--- Exercise details ---
An exact restatement of the data below, with the pictures removed, is the required answer.

--- Data for the task ---

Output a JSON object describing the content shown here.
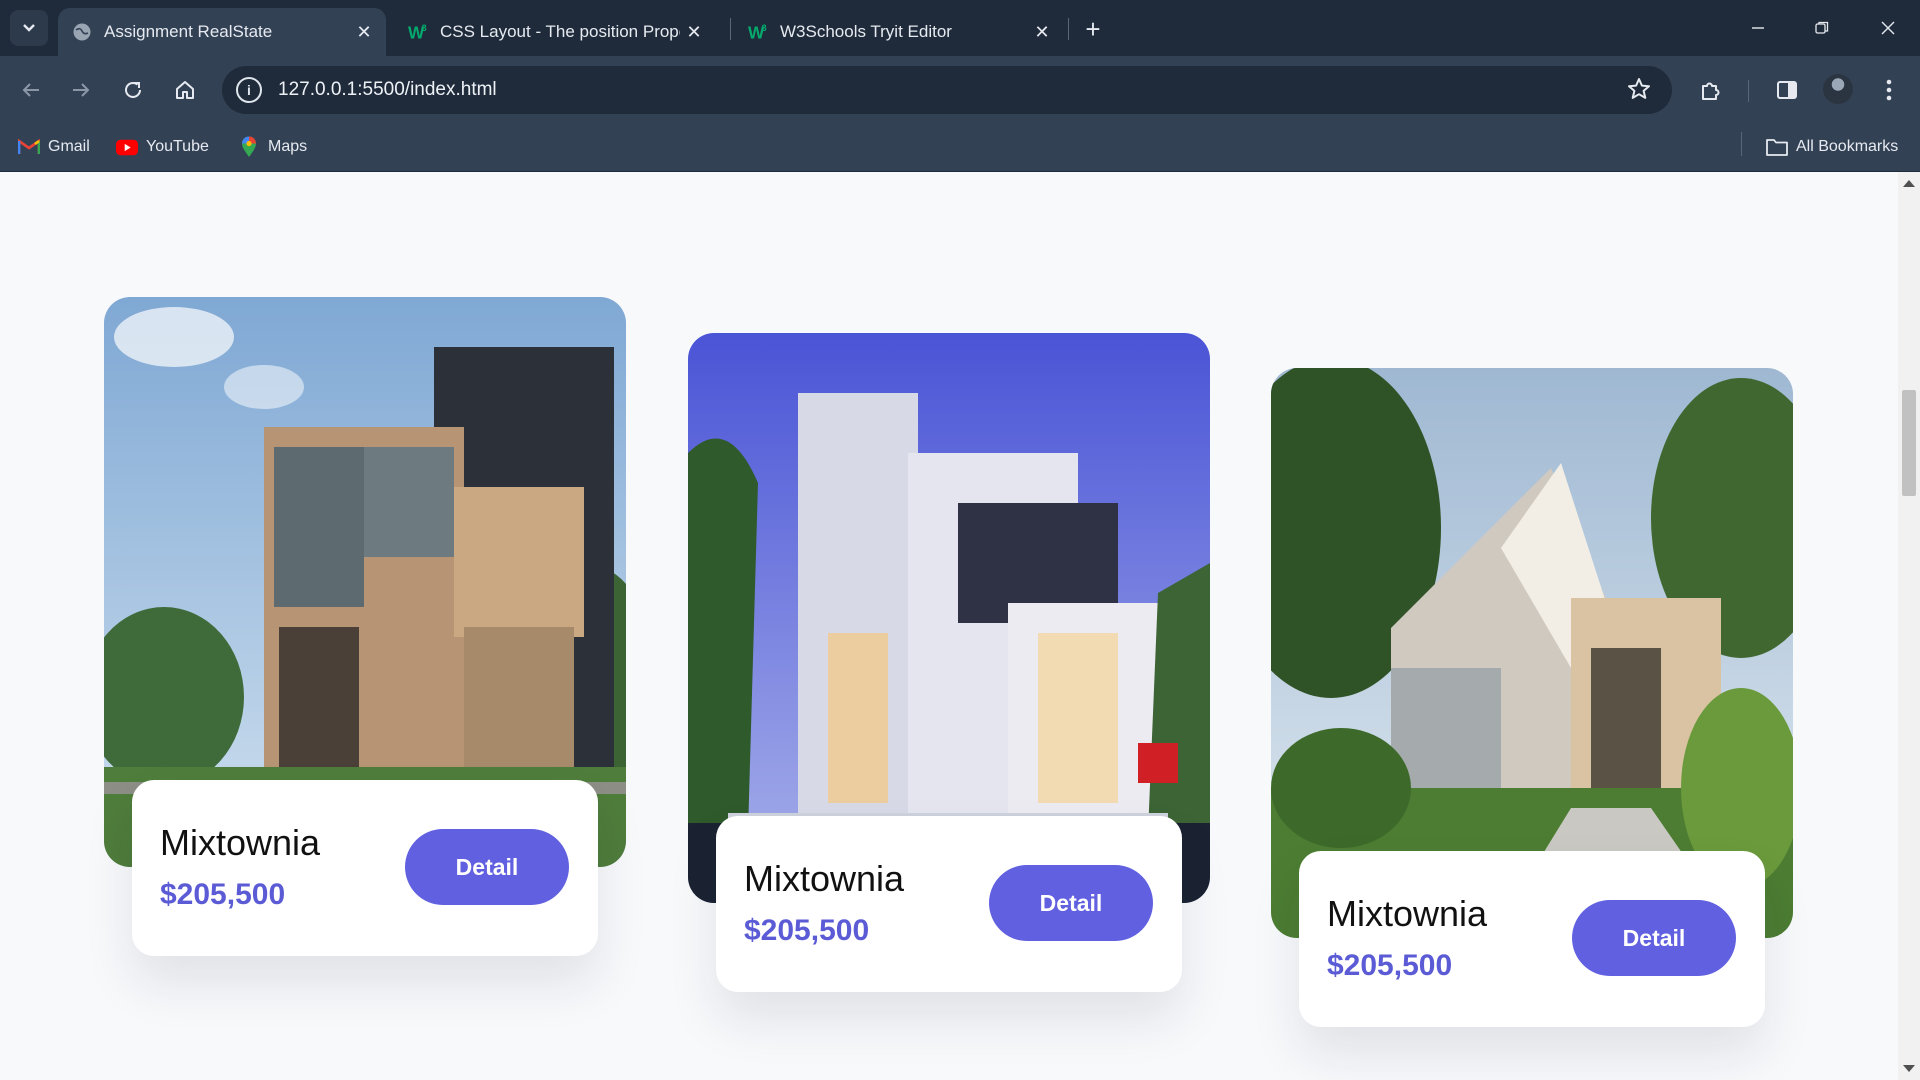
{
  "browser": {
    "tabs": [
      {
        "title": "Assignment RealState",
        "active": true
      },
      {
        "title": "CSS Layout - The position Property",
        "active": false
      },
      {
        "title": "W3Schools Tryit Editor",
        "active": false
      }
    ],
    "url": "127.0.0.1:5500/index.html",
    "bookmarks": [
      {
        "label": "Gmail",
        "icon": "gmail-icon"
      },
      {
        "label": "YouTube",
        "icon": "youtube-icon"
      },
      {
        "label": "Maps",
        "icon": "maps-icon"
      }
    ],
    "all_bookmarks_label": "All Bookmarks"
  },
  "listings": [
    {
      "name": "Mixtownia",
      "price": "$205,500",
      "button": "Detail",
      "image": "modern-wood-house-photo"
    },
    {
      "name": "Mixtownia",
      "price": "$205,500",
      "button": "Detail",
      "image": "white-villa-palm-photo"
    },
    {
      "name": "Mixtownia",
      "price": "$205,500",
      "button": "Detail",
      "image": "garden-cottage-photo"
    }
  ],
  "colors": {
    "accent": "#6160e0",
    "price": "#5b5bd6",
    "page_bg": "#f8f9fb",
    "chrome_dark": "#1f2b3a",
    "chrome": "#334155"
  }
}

--- Your response ---
Output a JSON object describing the content shown here.
{
  "browser": {
    "tabs": [
      {
        "title": "Assignment RealState",
        "active": true
      },
      {
        "title": "CSS Layout - The position Property",
        "active": false
      },
      {
        "title": "W3Schools Tryit Editor",
        "active": false
      }
    ],
    "url": "127.0.0.1:5500/index.html",
    "bookmarks": [
      {
        "label": "Gmail",
        "icon": "gmail-icon"
      },
      {
        "label": "YouTube",
        "icon": "youtube-icon"
      },
      {
        "label": "Maps",
        "icon": "maps-icon"
      }
    ],
    "all_bookmarks_label": "All Bookmarks"
  },
  "listings": [
    {
      "name": "Mixtownia",
      "price": "$205,500",
      "button": "Detail",
      "image": "modern-wood-house-photo"
    },
    {
      "name": "Mixtownia",
      "price": "$205,500",
      "button": "Detail",
      "image": "white-villa-palm-photo"
    },
    {
      "name": "Mixtownia",
      "price": "$205,500",
      "button": "Detail",
      "image": "garden-cottage-photo"
    }
  ],
  "colors": {
    "accent": "#6160e0",
    "price": "#5b5bd6",
    "page_bg": "#f8f9fb",
    "chrome_dark": "#1f2b3a",
    "chrome": "#334155"
  }
}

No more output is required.